At present, TTFM is the most widely used method for intraoperative assessment of graft patency during CABG.2 It is an easy, quick, exact, and reproducible technique but less sensitive than IFI.1 TTFM is a noninvasive method, independent of vessel size, shape, and Doppler angle. This assessment method may be useful especially during off-pump (or beating heart) CABG.6 TTFM may accurately determine technical problems such as kinked, twisted, or stenotic grafts. Thus, the cardiovascular surgeon may promptly revise the graft before the patient leaves the operating table.2,3 It does not provide a visual image of the graft and is more likely to both overestimate and underestimate the need for graft revision.1,5

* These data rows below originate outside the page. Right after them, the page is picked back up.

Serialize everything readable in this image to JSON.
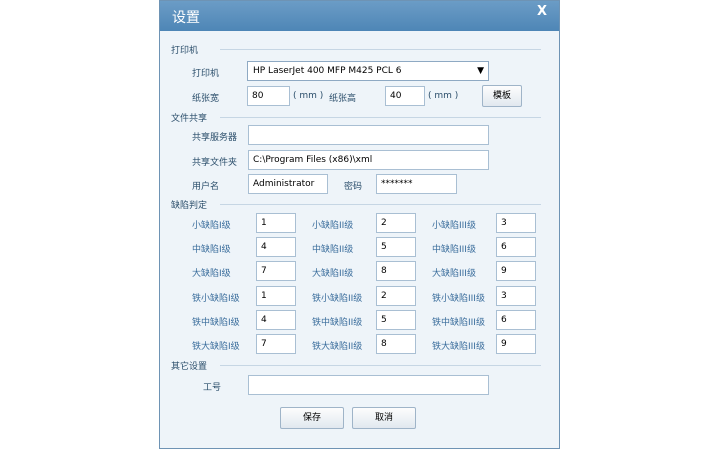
{
  "dialog": {
    "title": "设置",
    "close_glyph": "X"
  },
  "printer": {
    "section": "打印机",
    "label": "打印机",
    "selected": "HP LaserJet 400 MFP M425 PCL 6",
    "paper_width_label": "纸张宽",
    "paper_width": "80",
    "paper_width_unit": "( mm )",
    "paper_height_label": "纸张高",
    "paper_height": "40",
    "paper_height_unit": "( mm )",
    "template_button": "模板"
  },
  "share": {
    "section": "文件共享",
    "server_label": "共享服务器",
    "server": "",
    "folder_label": "共享文件夹",
    "folder": "C:\\Program Files (x86)\\xml",
    "user_label": "用户名",
    "user": "Administrator",
    "password_label": "密码",
    "password": "*******"
  },
  "defects": {
    "section": "缺陷判定",
    "rows": [
      [
        {
          "label": "小缺陷I级",
          "value": "1"
        },
        {
          "label": "小缺陷II级",
          "value": "2"
        },
        {
          "label": "小缺陷III级",
          "value": "3"
        }
      ],
      [
        {
          "label": "中缺陷I级",
          "value": "4"
        },
        {
          "label": "中缺陷II级",
          "value": "5"
        },
        {
          "label": "中缺陷III级",
          "value": "6"
        }
      ],
      [
        {
          "label": "大缺陷I级",
          "value": "7"
        },
        {
          "label": "大缺陷II级",
          "value": "8"
        },
        {
          "label": "大缺陷III级",
          "value": "9"
        }
      ],
      [
        {
          "label": "铁小缺陷I级",
          "value": "1"
        },
        {
          "label": "铁小缺陷II级",
          "value": "2"
        },
        {
          "label": "铁小缺陷III级",
          "value": "3"
        }
      ],
      [
        {
          "label": "铁中缺陷I级",
          "value": "4"
        },
        {
          "label": "铁中缺陷II级",
          "value": "5"
        },
        {
          "label": "铁中缺陷III级",
          "value": "6"
        }
      ],
      [
        {
          "label": "铁大缺陷I级",
          "value": "7"
        },
        {
          "label": "铁大缺陷II级",
          "value": "8"
        },
        {
          "label": "铁大缺陷III级",
          "value": "9"
        }
      ]
    ]
  },
  "other": {
    "section": "其它设置",
    "worker_label": "工号",
    "worker": ""
  },
  "actions": {
    "save": "保存",
    "cancel": "取消"
  },
  "colors": {
    "titlebar": "#5a90be",
    "body": "#eef4f9",
    "text": "#2b4e6b"
  }
}
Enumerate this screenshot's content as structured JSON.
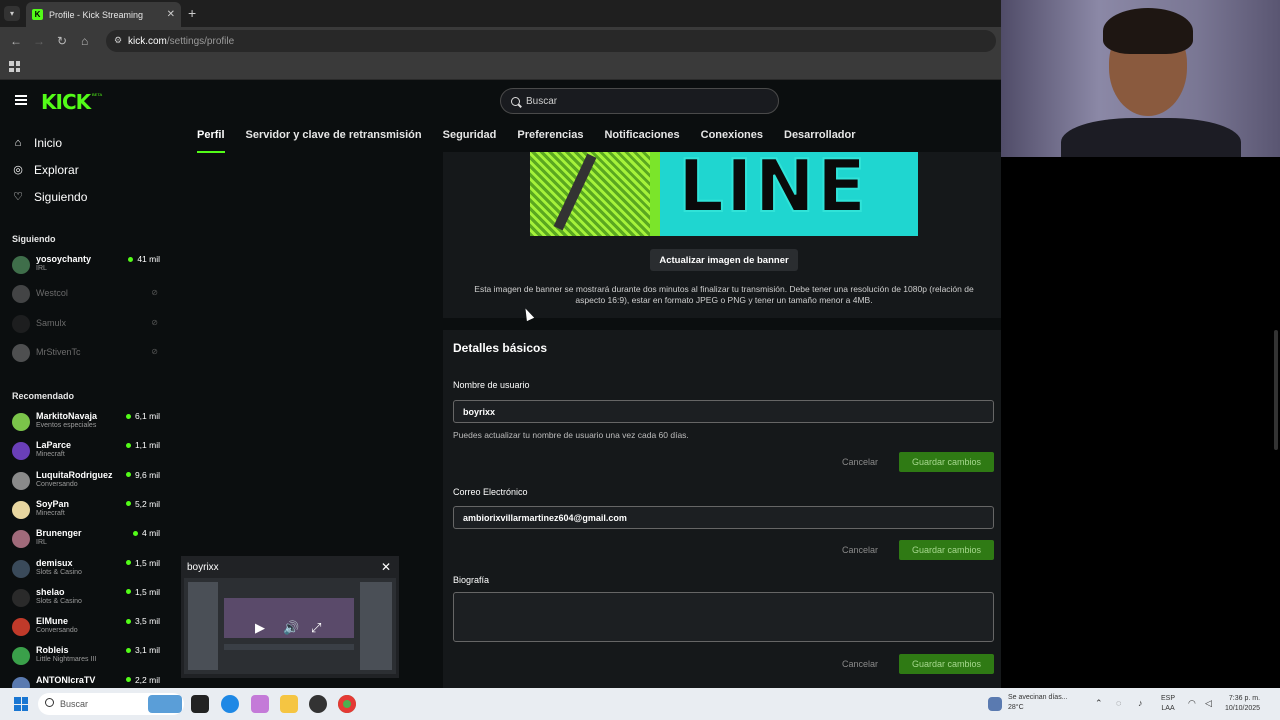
{
  "browser": {
    "tab_title": "Profile - Kick Streaming",
    "url_domain": "kick.com",
    "url_path": "/settings/profile"
  },
  "kick": {
    "logo": "KICK",
    "logo_badge": "BETA",
    "search_placeholder": "Buscar",
    "settings_tabs": [
      "Perfil",
      "Servidor y clave de retransmisión",
      "Seguridad",
      "Preferencias",
      "Notificaciones",
      "Conexiones",
      "Desarrollador"
    ],
    "active_tab": "Perfil"
  },
  "sidebar": {
    "nav": [
      {
        "label": "Inicio",
        "icon": "home-icon"
      },
      {
        "label": "Explorar",
        "icon": "compass-icon"
      },
      {
        "label": "Siguiendo",
        "icon": "heart-icon"
      }
    ],
    "following_header": "Siguiendo",
    "following": [
      {
        "name": "yosoychanty",
        "sub": "IRL",
        "viewers": "41 mil",
        "live": true,
        "color": "#3f6e4a"
      },
      {
        "name": "Westcol",
        "sub": "",
        "viewers": "",
        "live": false,
        "color": "#888888"
      },
      {
        "name": "Samulx",
        "sub": "",
        "viewers": "",
        "live": false,
        "color": "#333333"
      },
      {
        "name": "MrStivenTc",
        "sub": "",
        "viewers": "",
        "live": false,
        "color": "#a0a0a0"
      }
    ],
    "recommended_header": "Recomendado",
    "recommended": [
      {
        "name": "MarkitoNavaja",
        "sub": "Eventos especiales",
        "viewers": "6,1 mil",
        "color": "#7bc44a"
      },
      {
        "name": "LaParce",
        "sub": "Minecraft",
        "viewers": "1,1 mil",
        "color": "#6a3fb8"
      },
      {
        "name": "LuquitaRodriguez",
        "sub": "Conversando",
        "viewers": "9,6 mil",
        "color": "#8a8a8a"
      },
      {
        "name": "SoyPan",
        "sub": "Minecraft",
        "viewers": "5,2 mil",
        "color": "#e8d6a0"
      },
      {
        "name": "Brunenger",
        "sub": "IRL",
        "viewers": "4 mil",
        "color": "#a06a7a"
      },
      {
        "name": "demisux",
        "sub": "Slots & Casino",
        "viewers": "1,5 mil",
        "color": "#3a4a5a"
      },
      {
        "name": "shelao",
        "sub": "Slots & Casino",
        "viewers": "1,5 mil",
        "color": "#2a2a2a"
      },
      {
        "name": "ElMune",
        "sub": "Conversando",
        "viewers": "3,5 mil",
        "color": "#c03a2a"
      },
      {
        "name": "Robleis",
        "sub": "Little Nightmares III",
        "viewers": "3,1 mil",
        "color": "#3aa04a"
      },
      {
        "name": "ANTONIcraTV",
        "sub": "",
        "viewers": "2,2 mil",
        "color": "#5a7ab0"
      }
    ]
  },
  "banner": {
    "text": "LINE",
    "button": "Actualizar imagen de banner",
    "note": "Esta imagen de banner se mostrará durante dos minutos al finalizar tu transmisión. Debe tener una resolución de 1080p (relación de aspecto 16:9), estar en formato JPEG o PNG y tener un tamaño menor a 4MB."
  },
  "details": {
    "title": "Detalles básicos",
    "username_label": "Nombre de usuario",
    "username_value": "boyrixx",
    "username_hint": "Puedes actualizar tu nombre de usuario una vez cada 60 días.",
    "email_label": "Correo Electrónico",
    "email_value": "ambiorixvillarmartinez604@gmail.com",
    "bio_label": "Biografía",
    "cancel": "Cancelar",
    "save": "Guardar cambios"
  },
  "mini_player": {
    "title": "boyrixx"
  },
  "taskbar": {
    "search": "Buscar",
    "weather_line1": "Se avecinan días...",
    "weather_line2": "28°C",
    "lang_line1": "ESP",
    "lang_line2": "LAA",
    "time": "7:36 p. m.",
    "date": "10/10/2025"
  }
}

TTFM reliably confirms graft patency in the majority of grafts with good flow.1 The pulsatility index (PI) obtained by TTFM is a good indicator of the flow pattern and the quality of the anastomosis, as well as predicting outcomes.1,3 PI should ideally be between 1 and 5 in the well-functioning graft. In my opinion, all grafts with a PI greater than 5 should be revised. Mean graft flow (MGF) value is not a good indicator of the quality of anastomosis. MGF is dependent on many variables including largely the quality of the native coronary artery. Mean flow of less than 15 mL/min is questionable.1,3 An important drawback of TTFM is the lack of standard curves and flow values for different types of grafts and revascularized vessels.3
In Harahsheh’s study,4 MGFs ≥20 mL/min for right coronary artery (RCA) grafts and MGFs ≥15 mL/min for left-sided (LAD-left anterior descending and circumflex coronary artery) grafts were considered adequate. A diastolic filling above 50% with PI of <5 was also accepted as adequate. On the contrary, criteria for a poor functioning graft were low MGF, PI above 5, and a poor diastolic flow pattern. He also reported inadequate flow in 100 grafts including LAD system with 28 grafts (4%), for circumflex system 40 grafts (9%), and RCA system 32 grafts (9%) were suboptimal. Thus, in this study there was a 7% failure rate which is comparable to published data. Only 1% of grafts had been revised on the basis of flowmetry results.
Finally, I believe that a meticulous method to assess intraoperative graft patency increases the accuracy of diagnosing technical problems and improves surgical outcomes.
1. Balacumaraswami L, Taggart DP. Intraoperative imaging techniques to assess coronary artery bypass graft patency. Ann Thorac Surg 2007 Jun;83(6):2251-2257.
2. Jokinen JJ, Werkkala K, Vainikka T, Peräkylä T, Simpanen J, Ihlberg L. Clinical value of intra-operative transit-time flow measurement for coronary artery bypass grafting: a prospective angiography-controlled study. Eur J Cardiothorac Surg 2011 Jun;39(6):918-923.
3. Leong DK, Ashok V, Nishkantha A, Shan YH, Sim EK. Transit-time flow measurement is essential in coronary artery bypass grafting. Ann Thorac Surg 2005 Mar;79(3):854-857, discussion 857-858.
4. Harahsheh B. Transit time flowmetry in coronary artery bypass grafting-experience at Queen Alia Heart Institute, Jordan. Oman Med J 2012 Nov;27(6):475-477.
5. Mack MJ. Intraoperative coronary graft assessment. Curr Opin Cardiol 2008 Nov;23(6):568-572.
6. Al-Sabti H, Krishnan KV. Beating heart surgery - current concept. Oman Med J 2008 Oct;23(4):233-235.